Finally, HOP WTR has supported various initiatives, including donating proceeds to the American Cancer Society during “dry July,” and “sober October,” which they referred to as “hallmark months for the sober-curious movement.”
For their efforts in shifting the consumer mentality towards better options and helping people in need, we give HOP WTR an A- for brand value.
Our products arrived in the same cardboard container you see pictured above, complete with every flavor except Peach.
Both the cans and the boxes they came in were durably made and attractively labeled, featuring a minimalistic, but complete breakdown of the ingredients and a short blurb (on the box) about the “mood-boosting ingredients” therein.
Starting with flavor only—we will get to the nootropic benefits next—the jury was split somewhat amongst our review team members.
The flavors themselves were enjoyable in every case (especially the blood orange), but we were expecting a significantly “hoppier” beverage—our taste buds barely registered them with the exception of the classic variety, which was relatively hoppier in the absence of citrus.
The nootropic benefits were significantly more noticeable, producing a calming effect that very accurately mimicked having one or two beers in the evening.
We didn’t feel intoxicated or heavily sedated, but the measured sense of calm that sustained for the better part of two hours made these hop-infused sparkling waters an excellent choice for dinner time.
If you’re a seasoned IPA and/or craft beer drinker, it’s important to temper your expectations, as that “zing” of bitter hops you might be anticipating is all but replaced by the tingle of bubbles and natural citrus alone.
However, if you’re more of a casual light beer drinker and/or a sparkling water drinker looking to make a change without the calories or alcohol, HOP WTR should be an excellent fit.
Not in the conventional sense. The adaptogens and nootropics in HOP WTR may produce calming, euphoric, or motivating effects, depending on the person, but every HOP WTR beverage is non-intoxicating.
HOP WTR Classic tastes like a mildly hoppy beer, and the other flavors lean more towards fruity seltzers with a dash of hops.
In addition to nootropics and adaptogens, a can of HOP WTR provides more than 100% of your daily vitamin C requirement. While HOP WTR is not the most nutritionally dense drink out there, it is significantly healthier than beer.
No, HOP WTR does not contain any caffeine.
Because adaptogens and nootropics can produce different effects based on the consumer’s neurochemical makeup, diet/sleep/exercise status, and more, HOP WTR may make you feel calm, happy, motivated, or a combination.
Nick Taranto and Jordan Bass are co-founders and owners of HOP WTR.
Yes, all HOP WTR beverages are non-alcoholic.
HOP WTR is available nationwide at HOPWTR.com, goPuff, Amazon, and Thrive Market. HOP WTR can also be found at Erewhon, BevMo!, Wegmans, Big Y and select Total Wine & More, Ralphs, Kroger, HEB, and HyVee locations. They continue to add new retailers weekly, including Gelson’s, Mother’s Markets, Jungle Jim’s, Bottle Kings, and other locations. Use their store locator to find a retailer that carries HOP WTR in your area.

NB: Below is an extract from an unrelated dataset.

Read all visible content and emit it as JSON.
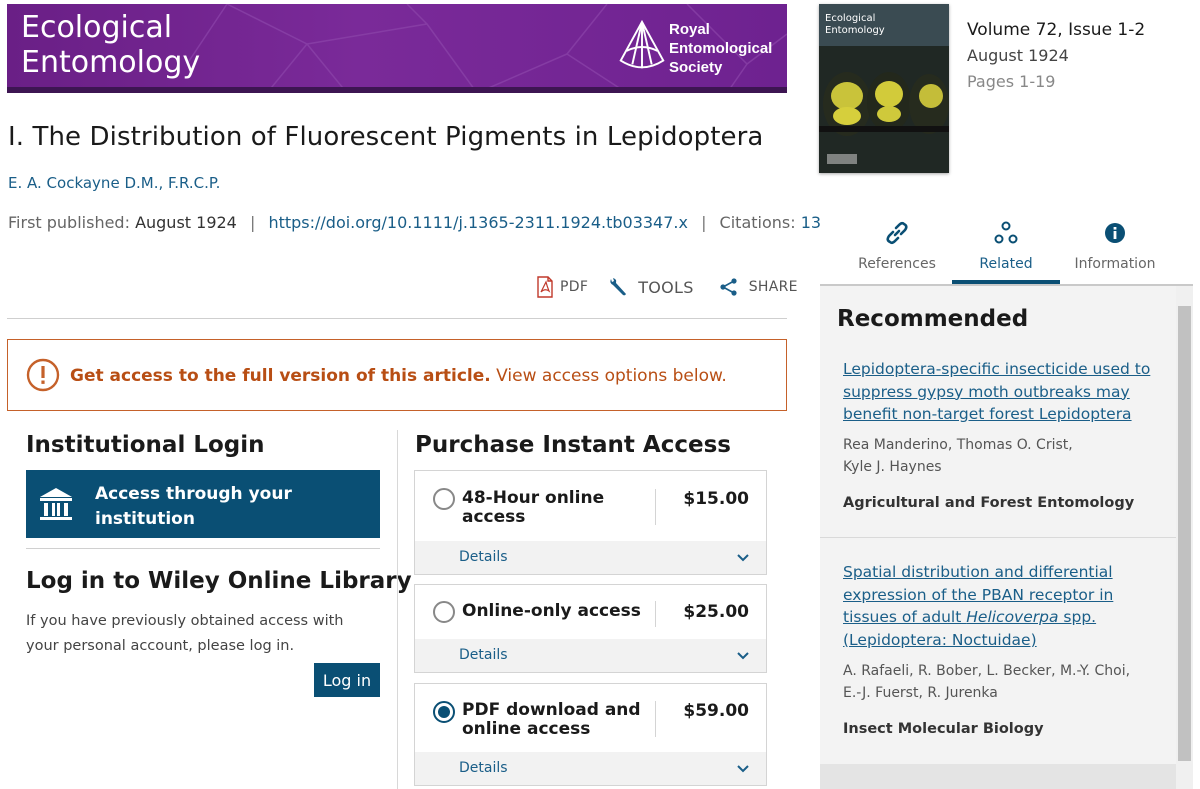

HOP WTR is an innovative, ethically conscious, and quality-focused brand that has opened up new possibilities for traditionally underserved (get it?) demographics of people looking to enjoy the experience of beer without the drawbacks.
As the sparkling water market quickly approaches shoulder-to-shoulder status, HOP WTR differentiates itself by sourcing high-quality nootropics that help you relax without affecting your faculties.

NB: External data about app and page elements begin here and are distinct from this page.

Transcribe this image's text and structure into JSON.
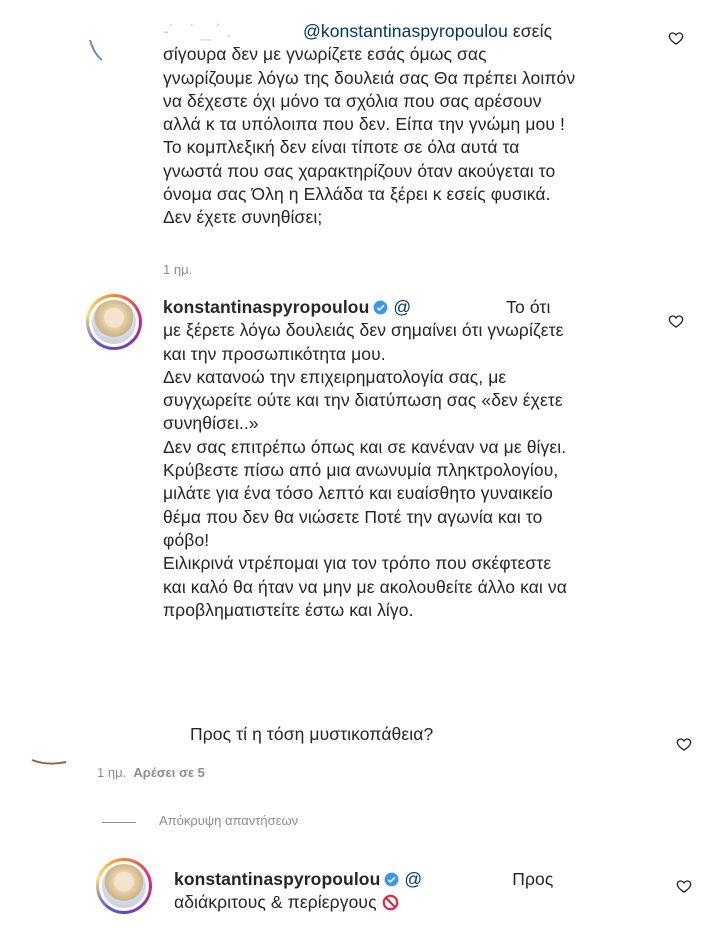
{
  "comments": [
    {
      "mention": "@konstantinaspyropoulou",
      "text_first": " εσείς",
      "text_rest": "σίγουρα δεν με γνωρίζετε εσάς όμως σας\nγνωρίζουμε λόγω της δουλειά σας Θα πρέπει λοιπόν\nνα δέχεστε όχι μόνο τα σχόλια που σας αρέσουν\nαλλά κ τα υπόλοιπα που δεν. Είπα την γνώμη μου !\nΤο κομπλεξική δεν είναι τίποτε σε όλα αυτά τα\nγνωστά που σας χαρακτηρίζουν όταν ακούγεται το\nόνομα σας Όλη η Ελλάδα τα ξέρει κ εσείς φυσικά.\nΔεν έχετε συνηθίσει;",
      "time": "1 ημ."
    },
    {
      "username": "konstantinaspyropoulou",
      "mention": "@",
      "text_first": " Το ότι",
      "text_rest": "με ξέρετε λόγω δουλειάς δεν σημαίνει ότι γνωρίζετε\nκαι την προσωπικότητα μου.\nΔεν κατανοώ την επιχειρηματολογία σας, με\nσυγχωρείτε ούτε και την διατύπωση σας «δεν έχετε\nσυνηθίσει..»\nΔεν σας επιτρέπω όπως και σε κανέναν να με θίγει.\nΚρύβεστε πίσω από μια ανωνυμία πληκτρολογίου,\nμιλάτε για ένα τόσο λεπτό και ευαίσθητο γυναικείο\nθέμα που δεν θα νιώσετε Ποτέ την αγωνία και το\nφόβο!\nΕιλικρινά ντρέπομαι για τον τρόπο που σκέφτεστε\nκαι καλό θα ήταν να μην με ακολουθείτε άλλο και να\nπροβληματιστείτε έστω και λίγο."
    },
    {
      "text": "Προς τί η τόση μυστικοπάθεια?",
      "time": "1 ημ.",
      "likes": "Αρέσει σε 5"
    }
  ],
  "hide_replies": "Απόκρυψη απαντήσεων",
  "reply": {
    "username": "konstantinaspyropoulou",
    "mention": "@",
    "text_first": "Προς",
    "text_second": "αδιάκριτους & περίεργους"
  },
  "icons": {
    "heart": "heart-icon",
    "verified": "verified-badge-icon",
    "prohibited": "prohibited-emoji-icon"
  },
  "colors": {
    "text": "#262626",
    "meta": "#8e8e8e",
    "mention": "#00376b",
    "verified": "#3897f0"
  }
}
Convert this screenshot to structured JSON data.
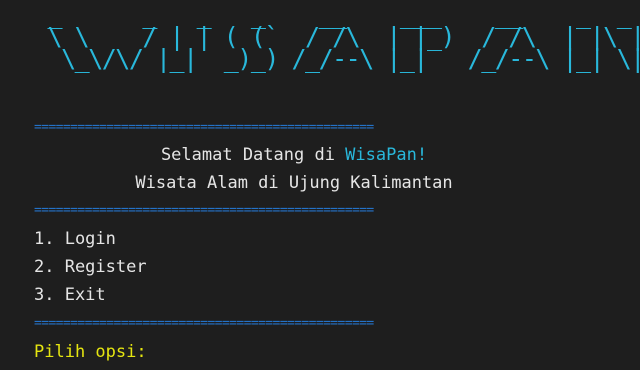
{
  "banner": {
    "ascii_art": " _      _   _   _    __    ___    __    _  _\n \\ \\    / | | ( (`  / /\\  | |_)  / /\\  | |\\ |\n  \\_\\/\\/ |_|  _)_) /_/--\\ |_|   /_/--\\ |_| \\|",
    "name": "WISAPAN"
  },
  "separator": "===============================================",
  "welcome": {
    "prefix": "Selamat Datang di ",
    "app_name": "WisaPan!",
    "tagline": "Wisata Alam di Ujung Kalimantan"
  },
  "menu": {
    "items": [
      {
        "label": "1. Login"
      },
      {
        "label": "2. Register"
      },
      {
        "label": "3. Exit"
      }
    ],
    "prompt": "Pilih opsi:"
  },
  "colors": {
    "background": "#1e1e1e",
    "text": "#e5e5e5",
    "banner": "#29b8db",
    "separator": "#2472c8",
    "prompt": "#e5e510"
  }
}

We recommend HOP WTR to any health-conscious person looking to transcend the same old flavored seltzer.
Featuring a conscientious blend of easily absorbable nutrients, extracts, and vital serotonin precursors, Onnit New Mood mounts a targeted attempt to improve mood and fight general stress.
Subscribe now and never miss anything about the topics important to you and your health.